[Image by Mohamed Hassan of Pixabay]
Sometimes we get instructions for a:
- Product we purchased
- Service we’re using
- Solution we’re implementing
Whatever it happens to be, we’re all accustomed to receiving instructions, whether or not we follow them. In addition to the examples I’ve provided in this post, many of my clients have exercises or activities in their presentations that require participants to follow instructions. Since that is typically quite challenging for speakers as well as listeners, you may want to consider the following guidelines:
- Ensure your instructional sequence makes sense.
- Print out instructions so people may refer to them as often as necessary.
- Keep your sentences short to avoid having to reread lengthy instructions.
- Remove any jargon from your instructions to improve clarity.
- Include examples or pictures/screen shots in your instructions, if appropriate.
- Practice saying your instructions aloud, using a more deliberate rate, emphasizing essential words.
- Try out your instructions in advance with an impartial listener to ensure you get the desired result or outcome you’re seeking.
- Use a slower rate of speech as well as the power of the pause to allow your listeners to fully process and digest the information you’re providing.
- Ask your listener(s) to repeat back their understanding of your instructions (especially on the phone). This is also a form of feedback and lets you know what needs to be restated or clarified.
- Chunk your instructions so you’re not providing it all at once but in stages, especially if your instructions are longer.
By following the ten points I’ve mentioned you stand a greater chance of having instructional instructions. That’s vitally important in public speaking.

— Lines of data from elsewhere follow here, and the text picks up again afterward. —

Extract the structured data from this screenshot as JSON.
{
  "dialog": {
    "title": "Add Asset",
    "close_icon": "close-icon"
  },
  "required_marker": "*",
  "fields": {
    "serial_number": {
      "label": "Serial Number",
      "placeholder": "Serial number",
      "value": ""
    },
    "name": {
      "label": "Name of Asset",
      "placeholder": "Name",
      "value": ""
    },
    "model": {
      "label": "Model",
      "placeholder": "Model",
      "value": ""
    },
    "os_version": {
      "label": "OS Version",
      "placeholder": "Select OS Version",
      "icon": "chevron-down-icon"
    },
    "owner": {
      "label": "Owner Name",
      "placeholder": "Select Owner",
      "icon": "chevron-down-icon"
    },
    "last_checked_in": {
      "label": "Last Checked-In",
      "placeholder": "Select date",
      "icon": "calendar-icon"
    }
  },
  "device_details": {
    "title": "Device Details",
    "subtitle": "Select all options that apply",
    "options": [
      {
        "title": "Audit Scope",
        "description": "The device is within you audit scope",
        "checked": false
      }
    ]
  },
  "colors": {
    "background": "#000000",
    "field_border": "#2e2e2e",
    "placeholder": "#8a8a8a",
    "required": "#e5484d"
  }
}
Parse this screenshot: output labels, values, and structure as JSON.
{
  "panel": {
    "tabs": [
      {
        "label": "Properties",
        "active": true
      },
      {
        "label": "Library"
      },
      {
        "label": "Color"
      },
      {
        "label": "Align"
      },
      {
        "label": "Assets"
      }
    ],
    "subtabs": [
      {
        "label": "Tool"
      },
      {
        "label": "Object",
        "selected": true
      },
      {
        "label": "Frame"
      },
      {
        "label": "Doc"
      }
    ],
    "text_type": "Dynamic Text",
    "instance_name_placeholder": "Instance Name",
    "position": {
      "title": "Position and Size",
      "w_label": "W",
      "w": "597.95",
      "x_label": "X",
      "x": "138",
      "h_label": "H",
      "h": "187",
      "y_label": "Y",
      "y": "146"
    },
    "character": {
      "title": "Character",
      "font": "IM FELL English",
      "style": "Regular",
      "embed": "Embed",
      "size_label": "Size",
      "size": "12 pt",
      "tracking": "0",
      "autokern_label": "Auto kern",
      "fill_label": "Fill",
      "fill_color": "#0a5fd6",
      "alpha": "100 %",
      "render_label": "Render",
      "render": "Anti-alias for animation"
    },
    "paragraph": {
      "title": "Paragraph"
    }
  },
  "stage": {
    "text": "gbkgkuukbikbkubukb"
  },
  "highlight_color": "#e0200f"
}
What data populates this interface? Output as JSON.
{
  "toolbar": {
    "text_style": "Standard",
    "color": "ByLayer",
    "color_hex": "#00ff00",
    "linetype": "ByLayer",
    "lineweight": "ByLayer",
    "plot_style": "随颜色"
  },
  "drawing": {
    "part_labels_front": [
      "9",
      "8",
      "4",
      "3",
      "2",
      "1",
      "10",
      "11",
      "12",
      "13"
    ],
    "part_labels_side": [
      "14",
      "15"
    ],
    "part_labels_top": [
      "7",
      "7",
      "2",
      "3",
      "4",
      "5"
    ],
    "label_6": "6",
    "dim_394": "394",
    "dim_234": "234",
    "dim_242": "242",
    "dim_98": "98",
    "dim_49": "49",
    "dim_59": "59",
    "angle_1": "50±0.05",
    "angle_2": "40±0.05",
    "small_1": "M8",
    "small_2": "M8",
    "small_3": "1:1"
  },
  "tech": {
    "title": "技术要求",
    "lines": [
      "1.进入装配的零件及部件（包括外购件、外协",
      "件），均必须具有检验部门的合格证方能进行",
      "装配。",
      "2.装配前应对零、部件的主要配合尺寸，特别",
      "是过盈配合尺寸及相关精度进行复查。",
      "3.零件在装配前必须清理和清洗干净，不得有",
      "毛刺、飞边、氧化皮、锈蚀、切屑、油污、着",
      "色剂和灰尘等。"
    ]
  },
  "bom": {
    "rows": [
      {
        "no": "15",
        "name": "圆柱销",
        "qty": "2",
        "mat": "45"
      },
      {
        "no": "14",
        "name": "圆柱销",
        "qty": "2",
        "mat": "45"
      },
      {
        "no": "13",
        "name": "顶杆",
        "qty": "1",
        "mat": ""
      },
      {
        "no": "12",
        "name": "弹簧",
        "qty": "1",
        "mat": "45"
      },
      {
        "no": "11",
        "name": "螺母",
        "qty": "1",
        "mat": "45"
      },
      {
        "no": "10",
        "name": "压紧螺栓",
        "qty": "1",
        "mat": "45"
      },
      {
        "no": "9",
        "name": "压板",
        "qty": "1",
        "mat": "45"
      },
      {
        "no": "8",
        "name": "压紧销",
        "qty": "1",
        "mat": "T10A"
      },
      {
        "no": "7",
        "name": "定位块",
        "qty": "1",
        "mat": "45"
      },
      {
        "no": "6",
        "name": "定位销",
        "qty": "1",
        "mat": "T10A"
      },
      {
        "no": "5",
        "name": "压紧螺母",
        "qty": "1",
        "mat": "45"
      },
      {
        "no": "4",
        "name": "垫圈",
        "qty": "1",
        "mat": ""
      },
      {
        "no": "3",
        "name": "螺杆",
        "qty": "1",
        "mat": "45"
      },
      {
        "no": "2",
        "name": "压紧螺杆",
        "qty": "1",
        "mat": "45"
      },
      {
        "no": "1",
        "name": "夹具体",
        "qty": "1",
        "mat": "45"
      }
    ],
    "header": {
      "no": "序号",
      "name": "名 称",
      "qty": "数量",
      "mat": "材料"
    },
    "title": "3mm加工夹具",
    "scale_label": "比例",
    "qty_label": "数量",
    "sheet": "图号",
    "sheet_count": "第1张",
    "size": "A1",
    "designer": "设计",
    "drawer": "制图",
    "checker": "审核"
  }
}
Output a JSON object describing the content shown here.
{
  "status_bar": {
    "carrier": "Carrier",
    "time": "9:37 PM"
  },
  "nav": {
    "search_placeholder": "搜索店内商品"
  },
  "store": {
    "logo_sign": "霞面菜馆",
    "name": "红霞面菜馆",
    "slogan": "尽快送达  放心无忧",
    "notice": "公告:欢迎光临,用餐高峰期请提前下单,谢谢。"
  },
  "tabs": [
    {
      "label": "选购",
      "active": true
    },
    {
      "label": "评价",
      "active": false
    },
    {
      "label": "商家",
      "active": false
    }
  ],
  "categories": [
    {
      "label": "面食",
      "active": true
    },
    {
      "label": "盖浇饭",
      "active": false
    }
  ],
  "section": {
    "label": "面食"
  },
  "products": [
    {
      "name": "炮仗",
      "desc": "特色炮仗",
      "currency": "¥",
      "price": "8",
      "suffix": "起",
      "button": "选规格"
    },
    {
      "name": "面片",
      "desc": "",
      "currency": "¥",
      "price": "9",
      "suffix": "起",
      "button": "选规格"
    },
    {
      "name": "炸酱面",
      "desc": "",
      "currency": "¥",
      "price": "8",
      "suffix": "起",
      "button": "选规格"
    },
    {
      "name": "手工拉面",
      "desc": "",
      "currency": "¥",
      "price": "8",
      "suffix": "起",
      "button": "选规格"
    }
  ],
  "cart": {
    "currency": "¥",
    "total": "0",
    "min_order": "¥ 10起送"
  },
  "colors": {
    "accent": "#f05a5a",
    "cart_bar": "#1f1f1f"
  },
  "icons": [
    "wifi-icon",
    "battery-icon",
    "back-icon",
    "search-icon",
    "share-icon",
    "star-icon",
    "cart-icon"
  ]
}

Want to discuss this topic with me? Feel free to contact me at 518-664-6004 or firstname.lastname@example.org